A Blackpool hotelier '˜recklessly' put lives at risk by allowing persistent tampering with electricity after his supply was cut off.
Even after energy chiefs dug up the road to disconnect Lolly’s Hotel on Regent Road from the electricity supply, a cable to tap into electricity from a neighbouring premises was set up, a hearing was told.
At one point, clingfilm was used to twist wires together to bypass a meter.
A council licensing hearing was told the actions put the lives of hotel guests and residents of neighbouring properties at risk if a fire had broken out.
Owner Kamran Iqbal had his licence to sell alcohol revoked, and was warned a criminal prosecution is pending.
Prohibition notices have already been issued against the hotel which is now closed.
The licensing review panel at Blackpool Town Hall was told Corona Energy had disconnected the electricity at Lolly’s Hotel in February for non-payment, but when licensing officers visited in June they discovered the supply had been reconnected using a rogue meter not registered on the network.
This was removed, but just weeks later in August it was discovered the electricity had been reconnected again.
This time “wires had been twisted together with cling film”.
Public Protection Office Jacqui Harrison said: “They had used normal cling film that you wrap your sandwiches in to connect the wires.
“Due to the dangerous nature of the installation, which had been reconnected on two separate occasions, Electricity North West took the decision to dig the pavement up outside the premises and disconnected the supply in the street.”
A prohibition notice was issued ordering the hotel to close. But two weeks later a licensing officer drove past the hotel and noticed the lights were back on and guests were inside the hotel.

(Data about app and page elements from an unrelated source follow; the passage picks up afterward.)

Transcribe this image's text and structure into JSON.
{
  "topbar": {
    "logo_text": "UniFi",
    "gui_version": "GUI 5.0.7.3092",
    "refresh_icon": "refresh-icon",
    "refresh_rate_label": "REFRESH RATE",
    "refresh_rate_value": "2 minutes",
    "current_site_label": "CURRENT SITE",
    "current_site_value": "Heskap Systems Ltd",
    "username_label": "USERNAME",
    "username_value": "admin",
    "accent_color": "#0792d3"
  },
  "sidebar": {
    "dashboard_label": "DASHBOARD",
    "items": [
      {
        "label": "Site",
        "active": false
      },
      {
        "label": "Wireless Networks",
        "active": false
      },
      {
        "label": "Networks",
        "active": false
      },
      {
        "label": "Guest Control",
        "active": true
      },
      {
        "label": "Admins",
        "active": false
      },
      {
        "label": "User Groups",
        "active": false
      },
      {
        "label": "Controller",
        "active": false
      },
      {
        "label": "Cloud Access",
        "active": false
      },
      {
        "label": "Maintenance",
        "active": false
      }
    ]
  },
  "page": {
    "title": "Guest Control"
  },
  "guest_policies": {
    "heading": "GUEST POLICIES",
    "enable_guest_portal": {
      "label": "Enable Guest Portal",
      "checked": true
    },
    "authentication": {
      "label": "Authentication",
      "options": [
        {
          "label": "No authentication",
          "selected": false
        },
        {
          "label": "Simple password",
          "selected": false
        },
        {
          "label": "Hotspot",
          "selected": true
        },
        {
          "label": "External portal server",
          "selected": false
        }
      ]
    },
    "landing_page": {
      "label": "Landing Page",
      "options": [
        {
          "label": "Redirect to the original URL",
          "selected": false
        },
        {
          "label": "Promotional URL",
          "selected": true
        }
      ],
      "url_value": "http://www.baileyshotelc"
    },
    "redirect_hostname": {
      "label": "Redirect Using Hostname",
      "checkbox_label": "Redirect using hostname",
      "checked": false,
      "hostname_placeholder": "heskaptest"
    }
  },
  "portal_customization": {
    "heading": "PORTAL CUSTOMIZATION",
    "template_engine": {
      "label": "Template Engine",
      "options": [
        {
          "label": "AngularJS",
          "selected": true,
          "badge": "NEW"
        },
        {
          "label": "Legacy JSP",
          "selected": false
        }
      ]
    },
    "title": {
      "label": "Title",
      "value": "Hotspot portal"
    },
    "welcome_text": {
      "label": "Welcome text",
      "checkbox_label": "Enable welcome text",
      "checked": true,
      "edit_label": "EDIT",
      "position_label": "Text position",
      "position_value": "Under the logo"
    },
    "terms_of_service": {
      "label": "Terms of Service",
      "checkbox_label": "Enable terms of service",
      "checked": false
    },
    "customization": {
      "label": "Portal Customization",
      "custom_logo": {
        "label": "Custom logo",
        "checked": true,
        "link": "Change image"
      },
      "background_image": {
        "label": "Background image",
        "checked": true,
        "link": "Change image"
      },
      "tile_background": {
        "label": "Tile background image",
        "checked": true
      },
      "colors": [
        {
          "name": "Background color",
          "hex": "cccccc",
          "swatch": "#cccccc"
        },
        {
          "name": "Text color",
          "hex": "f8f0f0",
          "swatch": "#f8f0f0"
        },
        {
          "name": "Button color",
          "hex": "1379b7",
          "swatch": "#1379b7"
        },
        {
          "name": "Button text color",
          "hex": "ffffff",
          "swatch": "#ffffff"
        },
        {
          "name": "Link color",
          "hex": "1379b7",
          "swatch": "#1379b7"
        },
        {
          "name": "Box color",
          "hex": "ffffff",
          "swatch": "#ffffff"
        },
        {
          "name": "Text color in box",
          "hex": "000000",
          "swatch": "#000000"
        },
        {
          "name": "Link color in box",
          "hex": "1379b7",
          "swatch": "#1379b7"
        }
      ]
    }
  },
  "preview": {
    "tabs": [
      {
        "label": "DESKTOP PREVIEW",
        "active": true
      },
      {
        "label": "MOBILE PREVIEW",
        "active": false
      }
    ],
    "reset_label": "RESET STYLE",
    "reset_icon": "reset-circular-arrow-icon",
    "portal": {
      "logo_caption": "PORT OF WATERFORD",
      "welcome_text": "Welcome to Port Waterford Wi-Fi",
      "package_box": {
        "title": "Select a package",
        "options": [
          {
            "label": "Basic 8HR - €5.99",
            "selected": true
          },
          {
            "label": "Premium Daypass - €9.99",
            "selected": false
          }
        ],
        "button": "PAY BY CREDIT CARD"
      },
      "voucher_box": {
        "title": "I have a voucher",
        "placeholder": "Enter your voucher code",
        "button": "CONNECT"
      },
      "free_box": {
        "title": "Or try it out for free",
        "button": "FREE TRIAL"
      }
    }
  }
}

Ms Harrison said: “This time it appeared they had tapped into next door’s electric.”
A cable was found running through the floorboards from the neighbouring property at 26 Regent Road.
Mark Marshall, licensing manager at Blackpool Council, said: “Those running the hotel were intentionally reckless and these actions have put the public at risk of serious harm and neighbours at risk from a potential fire.”
Mr Iqbal told the hearing he had been away for much of the year studying for a law degree in Leeds and had left the running of the hotel in the hands of a manager.
He said: “I have been away from the hotel and things went wrong.
“I am sorry for the electricity being in this state, but with regard to the tapping I was not aware of what was going on.”
Revoking the licence, licensing panel chairman Coun Adrian Hutton said: “The fact you put all your residents at risk by allowing this type of activity to take place is beyond our comprehension.
“We believe Mr Marshall is right in taking a prosecution out for reckless endangerment of people’s lives.”
Mr Iqbal has 21 days in which to lodge an appeal.